Scleral Lenses: The Greatest Secret to Dry Eye Management
With our 5th year anniversary on the horizon, I feel like I should be celebrating my first blog on our brand new website with champagne or something that goes "pop" after opening it... however, like everything in life, this new journey of ours will be a marathon, not a sprint. So maybe after our 10th year anniversary, I might take the time to smell the roses. In the meantime, I thought it's most fitting to be starting off our talks on optometry and eye health by discussing a long-term condition.
People who know me know it's rare I get excited about anything, but I am actually super pumped to introduce our latest weapon for fighting dry eye disease.

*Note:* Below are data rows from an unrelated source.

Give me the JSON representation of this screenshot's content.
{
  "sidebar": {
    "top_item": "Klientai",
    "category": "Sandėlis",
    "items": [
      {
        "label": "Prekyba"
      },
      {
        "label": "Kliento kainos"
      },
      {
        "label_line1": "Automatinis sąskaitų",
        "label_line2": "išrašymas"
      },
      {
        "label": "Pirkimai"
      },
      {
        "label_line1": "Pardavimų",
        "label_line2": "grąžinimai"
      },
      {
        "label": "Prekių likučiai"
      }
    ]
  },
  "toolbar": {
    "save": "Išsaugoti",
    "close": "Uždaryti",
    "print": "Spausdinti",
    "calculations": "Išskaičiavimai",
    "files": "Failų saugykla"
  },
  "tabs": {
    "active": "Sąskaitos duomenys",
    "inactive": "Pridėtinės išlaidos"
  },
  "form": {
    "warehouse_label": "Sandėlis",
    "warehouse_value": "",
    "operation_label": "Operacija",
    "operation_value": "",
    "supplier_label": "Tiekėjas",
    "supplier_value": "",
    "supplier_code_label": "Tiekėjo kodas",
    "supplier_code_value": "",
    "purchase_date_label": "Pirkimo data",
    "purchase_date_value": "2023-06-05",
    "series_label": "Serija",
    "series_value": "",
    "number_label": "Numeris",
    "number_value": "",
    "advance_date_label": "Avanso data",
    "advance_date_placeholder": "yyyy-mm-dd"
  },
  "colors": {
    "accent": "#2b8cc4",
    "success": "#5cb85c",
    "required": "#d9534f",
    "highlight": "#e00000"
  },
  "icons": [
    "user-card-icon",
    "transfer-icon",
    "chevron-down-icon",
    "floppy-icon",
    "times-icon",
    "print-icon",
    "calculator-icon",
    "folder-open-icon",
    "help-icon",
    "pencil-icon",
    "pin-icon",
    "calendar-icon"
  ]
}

That's right.. I said DISEASE. I don't say this for effect (ok maybe a little)... but I say it to remind all of my patients that dry eye is a chronic, annoying condition that not only reduces vision but negatively affects quality of life. I have seen dry eye (which is the worse simplistic name ever given to such a complex disease) affect so many of my patient's vision on a daily basis that it is a constant daily struggle to maintain a stable tear layer.
"But my doctor just told me to take some eye drops" is the common solution I hear every time. That is fair... artificial tears provide a fast, temporary relief (for some) to their dry eye symptoms. However artificial tears are merely a bandage to the underlying problem... which is tear layer instability. Just like the girl on the commercial says "if your having to insert eye drops several times a day and your eyes still feel dry.." then it's time for a different strategy to manage your eye condition. Now don't get me wrong... there are many different treatment avenues to treat dry eye, other than artificial tears. Today I am going to spend a little time talking about a new method on how we can better stabilize tears on eyeballs such that eye drops will hopefully be the last thing on your mind after a long day in front of the electronics.
Most people (including a lot of my patient's) would say contact lenses make their eyes more dry. Most of them are right. The mainstream of contact lenses we use today make patient's symptoms worse. A soft contact lens on a patient's eye will act as a barrier between your eyeball and the tears that are trying to lubricate it. However if we placed a rigid contact lens on the eyeball enclosing a tear layer on the surface of your eye, then theoretically your eyes would stay lubricated as you wear the lens throughout the day. A scleral contact lens is a type of rigid, oxygen permeable lens that vaults over the clear part of your eye, thus maintaining a cushion of tears on the eye surface. How effective is it? According to a 2010 BostonSight study that surveyed 80 Sjogren Syndrome (an autoimmune disease that causes dry eye) patient's, 85% of them achieved successful relief of their dry eye symptoms with scleral lenses.(1) The next best mode of therapy helped 11% of patient's in the study. FYI... over the counter eye drops, gels and ointments gave relief to only 5% of those surveyed. What's even better is this liquid layer on the lens surface should provide clear vision with relief of dry eye symptoms that lasts the entire work day. What? Contact lenses that are adequate to use in front of the computer screen? Never thought I would see the day (pun).
Scleral lenses are compatible with most distance prescriptions and even those with a certain type of astigmatism that couldn't be corrected well with soft contact lenses. They fit underneath the eyelids and rest on the white part of your eyeball which means you won't feel them as much as a regular hard contact lens. However like any contact lens, your eye care professional will need to find the proper fitting lens to ensure you enjoy the benefits of wearing these amazing lenses. So the next time you see your eye doctor, unlike the girl in the commercial, it's not just time to talk "eye love", maybe it's time to talk scleral lenses.
To a healthy visual field
Dr. Michael Yee, OD
1. 2010 BostonSight survey. http://www.bostonsight.org/PROSE/PROSE-Treatment/Conditions-PROSE-Treats/Sjogrens-Syndrome